in a manner consistent with necessity, probability, and

5. Oedipus is so well-constructed that the final tragic

revelation of Oedipus parentage does not seem contrived;
it arises naturally out of the plot.

6. Aristotles prejudice against the deus ex machina

reveals his strong commitment to a balanced, rational

universe in which all makes sense.


The Character of the Tragic Hero

The Aristotelian tragic hero must possesses five qualities.

1. He must be a good man: he should be neither immoral nor


2. His character must be appropriate to his station in life.

3. He must possess a likeness to human nature: though heroic,
he is a man.

4. His character must be consistent: even if he is inconsistent,

says Aristotle, he should be consistent in his inconsistency.

5. Aristotle also advises that the hero be taken from one of the
great tragic houses of ancient Greece (i.e., he should not be a

The character of Oedipus possesses all five of these characteristics.

1. Though stubborn and a bit prideful, he is a good king who

loves his people and is devoted to truth and justice.

2. His love and devotion, as well as his stubbornness and pride,

are befitting the nature and role of a king.

3. Though larger than life, Oedipus still possesses very human


4. Both within the framework of the play and throughout his offstage life, Oedipus is supremely, and consistently, the solver

of riddles.

5. Oedipus is a member of the royal house of Thebes.

This good hero should yet possess a flaw (in Greek, hamartia).

1. Hamartia is usually translated as tragic (or fatal) flaw, but it

would be better to translate it merely as error.

2. Aristotle clearly does not see this hamartia as a vice or moral


3. Though readers of Oedipus, generally blame the heros

misfortunes on his pride (in Greek, hubris), it is really his good
qualities (his love of his people and his unswerving devotion
to truth) that leads to the tragic revelation of his birth.

4. The full-blown concept of the tragic flaw as a single vice that

leads the hero to his tragic downfall is really more indicative
of Shakespearean tragedy (e.g., Hamlets sloth, Lears vanity,
Othellos jealousy, Macbeths avarice).

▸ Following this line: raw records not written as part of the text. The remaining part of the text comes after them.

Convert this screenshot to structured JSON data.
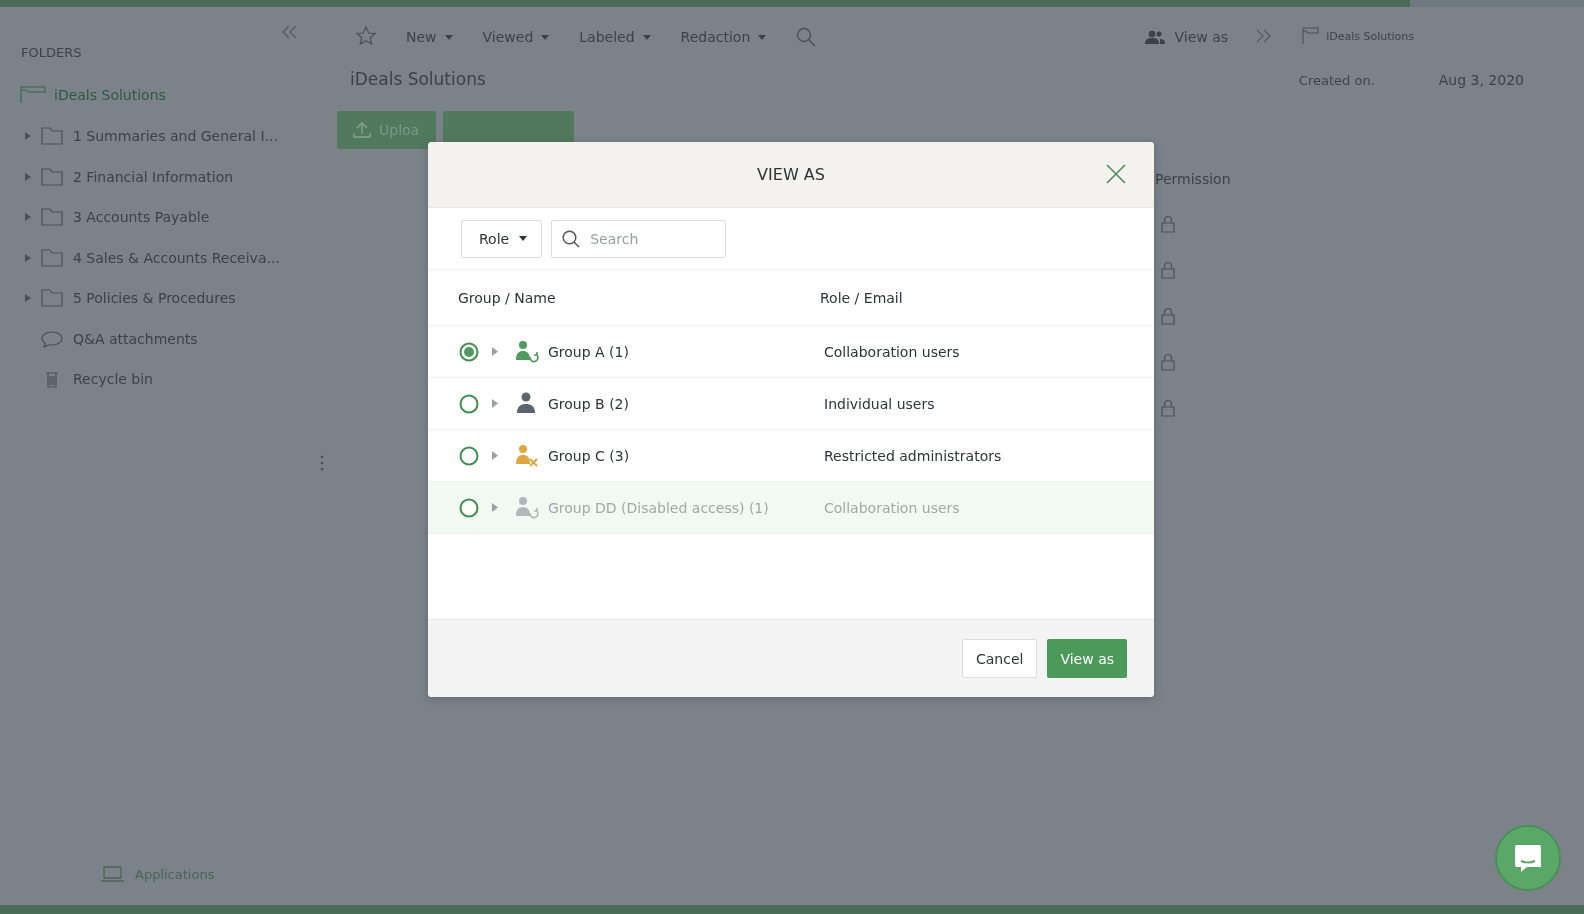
{
  "progress": {
    "level": 0.89
  },
  "sidebar": {
    "heading": "FOLDERS",
    "root": "iDeals Solutions",
    "items": [
      {
        "label": "1 Summaries and General I...",
        "kind": "folder"
      },
      {
        "label": "2 Financial Information",
        "kind": "folder"
      },
      {
        "label": "3 Accounts Payable",
        "kind": "folder"
      },
      {
        "label": "4 Sales & Accounts Receiva...",
        "kind": "folder"
      },
      {
        "label": "5 Policies & Procedures",
        "kind": "folder"
      },
      {
        "label": "Q&A attachments",
        "kind": "qa"
      },
      {
        "label": "Recycle bin",
        "kind": "recycle"
      }
    ],
    "footer": "Applications"
  },
  "toolbar": {
    "menus": [
      "New",
      "Viewed",
      "Labeled",
      "Redaction"
    ],
    "view_as": "View as",
    "breadcrumb": "iDeals Solutions"
  },
  "main": {
    "title": "iDeals Solutions",
    "created_label": "Created on.",
    "created_value": "Aug 3, 2020",
    "upload_button": "Uploa",
    "permission_header": "Permission"
  },
  "dialog": {
    "title": "VIEW AS",
    "role_filter": "Role",
    "search": {
      "placeholder": "Search"
    },
    "columns": [
      "Group / Name",
      "Role / Email"
    ],
    "rows": [
      {
        "name": "Group A (1)",
        "role": "Collaboration users",
        "kind": "collaboration",
        "selected": true,
        "disabled": false
      },
      {
        "name": "Group B (2)",
        "role": "Individual users",
        "kind": "individual",
        "selected": false,
        "disabled": false
      },
      {
        "name": "Group C (3)",
        "role": "Restricted administrators",
        "kind": "admin",
        "selected": false,
        "disabled": false
      },
      {
        "name": "Group DD (Disabled access) (1)",
        "role": "Collaboration users",
        "kind": "collaboration",
        "selected": false,
        "disabled": true
      }
    ],
    "buttons": [
      {
        "label": "Cancel",
        "kind": "secondary"
      },
      {
        "label": "View as",
        "kind": "primary"
      }
    ]
  }
}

5. The desire on the part of so many readers (and English

teachers) to identify tragic flaws in each of the heroes of
Greek tragedy seems to mask an innate desire to blame the
victim, to gain control.

The best tragedies show a good man who, on account of this error,
moves from good to bad fortune; such a movement elicits the
proper pity and fear.

1. A bad man moving from good to bad fortune evokes neither

pity nor fear: it merely makes us feel smugly satisfied.

2. A bad man moving from bad to good fortune merely arouses


3. A good man moving from bad to good fortune makes us feel

happy, but it does not inspire either pity or fear.

4. Pity is evoked when we watch a good man suffer

undeservedly; fear is evoked when we realize the same may
happen to us.

5. Pity
us toward the hero; fear drives us away.